▶ **Task inputs**:
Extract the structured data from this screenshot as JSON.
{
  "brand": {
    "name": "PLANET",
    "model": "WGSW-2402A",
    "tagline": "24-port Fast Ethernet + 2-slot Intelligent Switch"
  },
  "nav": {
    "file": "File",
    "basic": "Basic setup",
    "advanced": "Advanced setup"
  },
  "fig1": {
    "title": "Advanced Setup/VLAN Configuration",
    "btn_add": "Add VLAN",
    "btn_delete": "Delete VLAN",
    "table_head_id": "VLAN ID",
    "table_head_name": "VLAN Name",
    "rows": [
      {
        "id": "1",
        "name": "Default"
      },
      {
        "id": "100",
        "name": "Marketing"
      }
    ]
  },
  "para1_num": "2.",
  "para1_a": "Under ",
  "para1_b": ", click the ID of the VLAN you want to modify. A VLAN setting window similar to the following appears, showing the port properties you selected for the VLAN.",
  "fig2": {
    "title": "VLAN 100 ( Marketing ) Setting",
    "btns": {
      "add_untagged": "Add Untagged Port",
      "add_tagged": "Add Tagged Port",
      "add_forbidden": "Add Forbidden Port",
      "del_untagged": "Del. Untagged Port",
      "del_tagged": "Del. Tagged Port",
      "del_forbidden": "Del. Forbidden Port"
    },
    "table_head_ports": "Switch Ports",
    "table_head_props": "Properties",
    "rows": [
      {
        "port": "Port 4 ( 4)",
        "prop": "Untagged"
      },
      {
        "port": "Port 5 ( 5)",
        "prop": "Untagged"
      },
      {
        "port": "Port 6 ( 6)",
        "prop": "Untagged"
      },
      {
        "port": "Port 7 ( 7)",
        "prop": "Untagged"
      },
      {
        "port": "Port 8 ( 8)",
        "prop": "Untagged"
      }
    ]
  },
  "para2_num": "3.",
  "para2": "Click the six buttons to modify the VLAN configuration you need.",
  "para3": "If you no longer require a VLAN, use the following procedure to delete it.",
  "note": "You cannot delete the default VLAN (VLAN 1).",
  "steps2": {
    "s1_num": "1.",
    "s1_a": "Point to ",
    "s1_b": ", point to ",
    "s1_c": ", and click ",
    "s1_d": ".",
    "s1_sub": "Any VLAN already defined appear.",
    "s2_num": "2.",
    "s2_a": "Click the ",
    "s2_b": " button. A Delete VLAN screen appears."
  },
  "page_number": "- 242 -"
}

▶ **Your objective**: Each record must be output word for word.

▶ **Answer box**:
Extract the structured data from this screenshot as JSON.
{
  "brand": {
    "name": "PLANET",
    "model": "WGSW-2402A",
    "tagline": "24-port Fast Ethernet + 2-slot Intelligent Switch"
  },
  "nav": {
    "file": "File",
    "basic": "Basic setup",
    "advanced": "Advanced setup"
  },
  "fig1": {
    "title": "Advanced Setup/VLAN Configuration",
    "btn_add": "Add VLAN",
    "btn_delete": "Delete VLAN",
    "table_head_id": "VLAN ID",
    "table_head_name": "VLAN Name",
    "rows": [
      {
        "id": "1",
        "name": "Default"
      },
      {
        "id": "100",
        "name": "Marketing"
      }
    ]
  },
  "para1_num": "2.",
  "para1_a": "Under ",
  "para1_b": ", click the ID of the VLAN you want to modify. A VLAN setting window similar to the following appears, showing the port properties you selected for the VLAN.",
  "fig2": {
    "title": "VLAN 100 ( Marketing ) Setting",
    "btns": {
      "add_untagged": "Add Untagged Port",
      "add_tagged": "Add Tagged Port",
      "add_forbidden": "Add Forbidden Port",
      "del_untagged": "Del. Untagged Port",
      "del_tagged": "Del. Tagged Port",
      "del_forbidden": "Del. Forbidden Port"
    },
    "table_head_ports": "Switch Ports",
    "table_head_props": "Properties",
    "rows": [
      {
        "port": "Port 4 ( 4)",
        "prop": "Untagged"
      },
      {
        "port": "Port 5 ( 5)",
        "prop": "Untagged"
      },
      {
        "port": "Port 6 ( 6)",
        "prop": "Untagged"
      },
      {
        "port": "Port 7 ( 7)",
        "prop": "Untagged"
      },
      {
        "port": "Port 8 ( 8)",
        "prop": "Untagged"
      }
    ]
  },
  "para2_num": "3.",
  "para2": "Click the six buttons to modify the VLAN configuration you need.",
  "para3": "If you no longer require a VLAN, use the following procedure to delete it.",
  "note": "You cannot delete the default VLAN (VLAN 1).",
  "steps2": {
    "s1_num": "1.",
    "s1_a": "Point to ",
    "s1_b": ", point to ",
    "s1_c": ", and click ",
    "s1_d": ".",
    "s1_sub": "Any VLAN already defined appear.",
    "s2_num": "2.",
    "s2_a": "Click the ",
    "s2_b": " button. A Delete VLAN screen appears."
  },
  "page_number": "- 242 -"
}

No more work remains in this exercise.